The smell of cooking food, the coffee and the acrid smoke from the fire brought an instant growl from my tummy. As always, the first meal of the day was best. Dad cracked eggs into the pan to scramble with ripe red tomatoes, and I detected the pungent scent of onions he’d managed to sneak in with green peppers and a few mushrooms. Five minutes later, we were eating, scooping the steaming mixture up with lightly toasted slices of rye bread. Mom didn’t allow white bread on the table.
My felt the rough texture of the plank I was sitting on through the thinning seat of my jeans. I’d managed to keep this well broken in pair, in spite of Mom’s frequent raids on my closet. She only learned the joy the soft supple comfort of worn denim when she gave in and got her own for the first time.

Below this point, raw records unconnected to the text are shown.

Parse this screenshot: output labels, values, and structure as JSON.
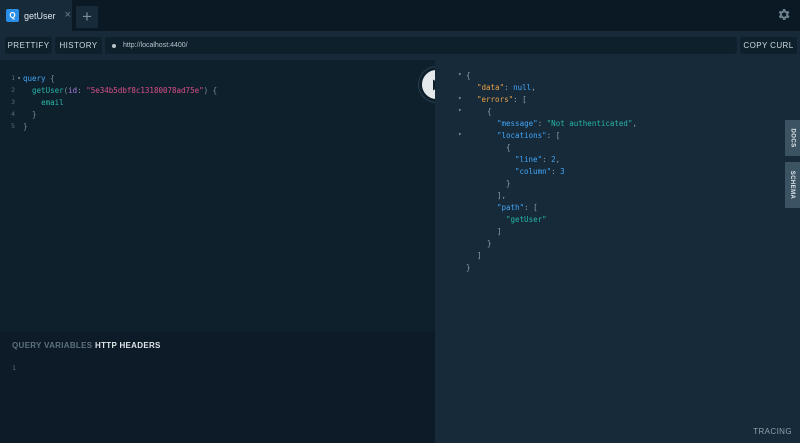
{
  "tabs": [
    {
      "badge": "Q",
      "title": "getUser",
      "close": "×"
    }
  ],
  "add_tab": "+",
  "toolbar": {
    "prettify": "PRETTIFY",
    "history": "HISTORY",
    "url": "http://localhost:4400/",
    "copy_curl": "COPY CURL"
  },
  "editor": {
    "line_numbers": [
      "1",
      "2",
      "3",
      "4",
      "5"
    ],
    "l1_query": "query",
    "l1_brace": " {",
    "l2_fn": "getUser",
    "l2_open": "(",
    "l2_arg": "id",
    "l2_colon": ": ",
    "l2_str": "\"5e34b5dbf8c13180078ad75e\"",
    "l2_close": ") {",
    "l3_field": "email",
    "l4_close": "}",
    "l5_close": "}"
  },
  "variables": {
    "tab_query_variables": "QUERY VARIABLES",
    "tab_http_headers": "HTTP HEADERS",
    "line1": "1"
  },
  "result": {
    "key_data": "\"data\"",
    "val_data": "null",
    "key_errors": "\"errors\"",
    "key_message": "\"message\"",
    "val_message": "\"Not authenticated\"",
    "key_locations": "\"locations\"",
    "key_line": "\"line\"",
    "val_line": "2",
    "key_column": "\"column\"",
    "val_column": "3",
    "key_path": "\"path\"",
    "val_path": "\"getUser\""
  },
  "side_tabs": {
    "docs": "DOCS",
    "schema": "SCHEMA"
  },
  "footer": {
    "tracing": "TRACING"
  },
  "colors": {
    "accent": "#2b8ee6",
    "background": "#0f202d",
    "panel": "#172a3a"
  }
}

The hot food I shoved in, took the last chill of getting up away, and I told Dad he made the best camp chef. He always did the cooking when lived outdoors.
As my sister and cleaned up the dishes, washing them in a small dishpan mom used to pack plates, cutlery and glasses in. Most things served double purposes, when it came to our gear. Mom put together sandwiches for lunch. After spreading a generous layer of pale yellow butter on each slice of bread, she squirted a bit of mustard onto her assembly line.
Always efficient, she had twelve slices of bread spread out on her cutting board. Thick slices of ham went down next, and generous slices of cheese came next. She slid them into Ziploc bags, well used ones at that. Nothing was ever thrown away until it was worn out. If plastic sandwich bags were still airtight, they were washed out and used again and again.
As we came out of the trailer, after stowing the dishes, Mom swatted at whisky jacks, bombarding her looking for free handouts. Their raucous calls brought attention to the food source they discovered, and more arrived in a flurry of wings. Dad smacked a log against the steel side of the firebox, and the ringing bong startled the birds for long enough to put the sandwich makings back into the cooler. The opportunistic pests scattered, moving to the neighbors, where the kids had pieces of bread ready to feed them.
We worked together stowing gear, the routine familiar. Knapsacks were packed, water bottles filled, and juice boxes were added to the outer pouches. Mom made sure her camera was loaded with film. Dad zipped the door of the tent trailer. No need to lock anything up, no one broke the trust between fellow nature enthusiasts. We were ready to go, time to drive to the trail head.